- [Exercise prompt] Your response must be made up of each line in the data below that contains the string "code".

+++

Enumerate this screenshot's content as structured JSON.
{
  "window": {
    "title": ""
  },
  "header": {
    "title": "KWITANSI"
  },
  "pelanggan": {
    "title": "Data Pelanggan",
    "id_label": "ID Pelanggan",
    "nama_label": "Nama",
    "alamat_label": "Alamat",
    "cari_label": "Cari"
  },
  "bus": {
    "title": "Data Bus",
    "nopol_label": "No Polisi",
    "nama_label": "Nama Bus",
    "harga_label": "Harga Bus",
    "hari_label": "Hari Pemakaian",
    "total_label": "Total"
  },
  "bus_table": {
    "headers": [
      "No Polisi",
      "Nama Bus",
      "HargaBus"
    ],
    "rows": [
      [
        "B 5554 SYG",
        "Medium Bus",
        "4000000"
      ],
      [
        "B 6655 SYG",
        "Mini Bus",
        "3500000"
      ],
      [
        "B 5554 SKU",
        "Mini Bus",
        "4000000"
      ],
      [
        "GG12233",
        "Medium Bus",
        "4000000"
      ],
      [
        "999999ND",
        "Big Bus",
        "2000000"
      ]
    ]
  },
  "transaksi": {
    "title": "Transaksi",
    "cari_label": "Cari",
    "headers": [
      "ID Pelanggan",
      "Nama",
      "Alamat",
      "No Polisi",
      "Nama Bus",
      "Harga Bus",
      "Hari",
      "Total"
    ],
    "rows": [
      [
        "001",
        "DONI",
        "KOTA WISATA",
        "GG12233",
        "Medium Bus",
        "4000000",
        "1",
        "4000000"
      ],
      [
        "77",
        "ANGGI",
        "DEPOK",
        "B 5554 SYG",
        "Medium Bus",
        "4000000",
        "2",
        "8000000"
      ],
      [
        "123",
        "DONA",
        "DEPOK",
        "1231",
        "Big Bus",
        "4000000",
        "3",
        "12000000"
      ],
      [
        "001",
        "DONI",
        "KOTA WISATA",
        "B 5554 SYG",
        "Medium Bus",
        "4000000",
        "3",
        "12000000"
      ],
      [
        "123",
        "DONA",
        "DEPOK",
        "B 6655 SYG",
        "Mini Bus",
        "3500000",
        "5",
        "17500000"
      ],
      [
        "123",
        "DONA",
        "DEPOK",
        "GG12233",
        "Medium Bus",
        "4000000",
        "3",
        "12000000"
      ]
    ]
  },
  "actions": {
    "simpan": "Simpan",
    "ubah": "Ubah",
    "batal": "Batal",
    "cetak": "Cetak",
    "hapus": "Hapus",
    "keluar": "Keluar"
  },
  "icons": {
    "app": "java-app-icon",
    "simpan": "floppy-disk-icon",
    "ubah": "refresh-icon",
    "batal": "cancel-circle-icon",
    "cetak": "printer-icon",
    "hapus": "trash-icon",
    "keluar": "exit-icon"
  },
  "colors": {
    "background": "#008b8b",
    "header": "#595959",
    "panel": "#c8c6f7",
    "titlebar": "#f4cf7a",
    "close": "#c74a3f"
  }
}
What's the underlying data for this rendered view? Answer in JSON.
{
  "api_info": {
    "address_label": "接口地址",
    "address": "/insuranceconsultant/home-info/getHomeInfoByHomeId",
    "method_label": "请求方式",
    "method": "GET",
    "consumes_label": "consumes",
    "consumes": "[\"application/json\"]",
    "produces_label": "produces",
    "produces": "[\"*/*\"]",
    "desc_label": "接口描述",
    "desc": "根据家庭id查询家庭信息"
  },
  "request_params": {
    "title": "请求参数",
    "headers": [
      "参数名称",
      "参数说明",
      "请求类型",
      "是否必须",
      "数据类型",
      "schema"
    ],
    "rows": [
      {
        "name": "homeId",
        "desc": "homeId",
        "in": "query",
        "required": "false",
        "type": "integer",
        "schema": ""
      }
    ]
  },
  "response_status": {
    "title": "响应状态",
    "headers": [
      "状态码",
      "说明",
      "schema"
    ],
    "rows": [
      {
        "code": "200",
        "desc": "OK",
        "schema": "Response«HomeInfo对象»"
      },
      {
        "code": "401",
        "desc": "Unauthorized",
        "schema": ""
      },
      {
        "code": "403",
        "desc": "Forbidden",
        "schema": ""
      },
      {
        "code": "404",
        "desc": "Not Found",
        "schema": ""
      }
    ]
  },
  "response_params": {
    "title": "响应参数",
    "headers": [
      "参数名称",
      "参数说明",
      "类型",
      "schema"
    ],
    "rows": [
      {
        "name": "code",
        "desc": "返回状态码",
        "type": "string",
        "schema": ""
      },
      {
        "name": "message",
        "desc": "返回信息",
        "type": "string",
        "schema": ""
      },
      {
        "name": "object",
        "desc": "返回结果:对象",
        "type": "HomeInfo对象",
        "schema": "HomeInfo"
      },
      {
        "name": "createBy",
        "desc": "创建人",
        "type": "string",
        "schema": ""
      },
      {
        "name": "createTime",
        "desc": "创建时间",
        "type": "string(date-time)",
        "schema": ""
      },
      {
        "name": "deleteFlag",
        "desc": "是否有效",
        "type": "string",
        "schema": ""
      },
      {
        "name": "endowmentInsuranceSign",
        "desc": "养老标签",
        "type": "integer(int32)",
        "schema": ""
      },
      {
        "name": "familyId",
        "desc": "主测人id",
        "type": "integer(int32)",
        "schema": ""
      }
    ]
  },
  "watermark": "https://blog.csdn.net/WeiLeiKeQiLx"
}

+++

- [Written reply]
        "code": "200",
        "code": "401",
        "code": "403",
        "code": "404",
        "name": "code",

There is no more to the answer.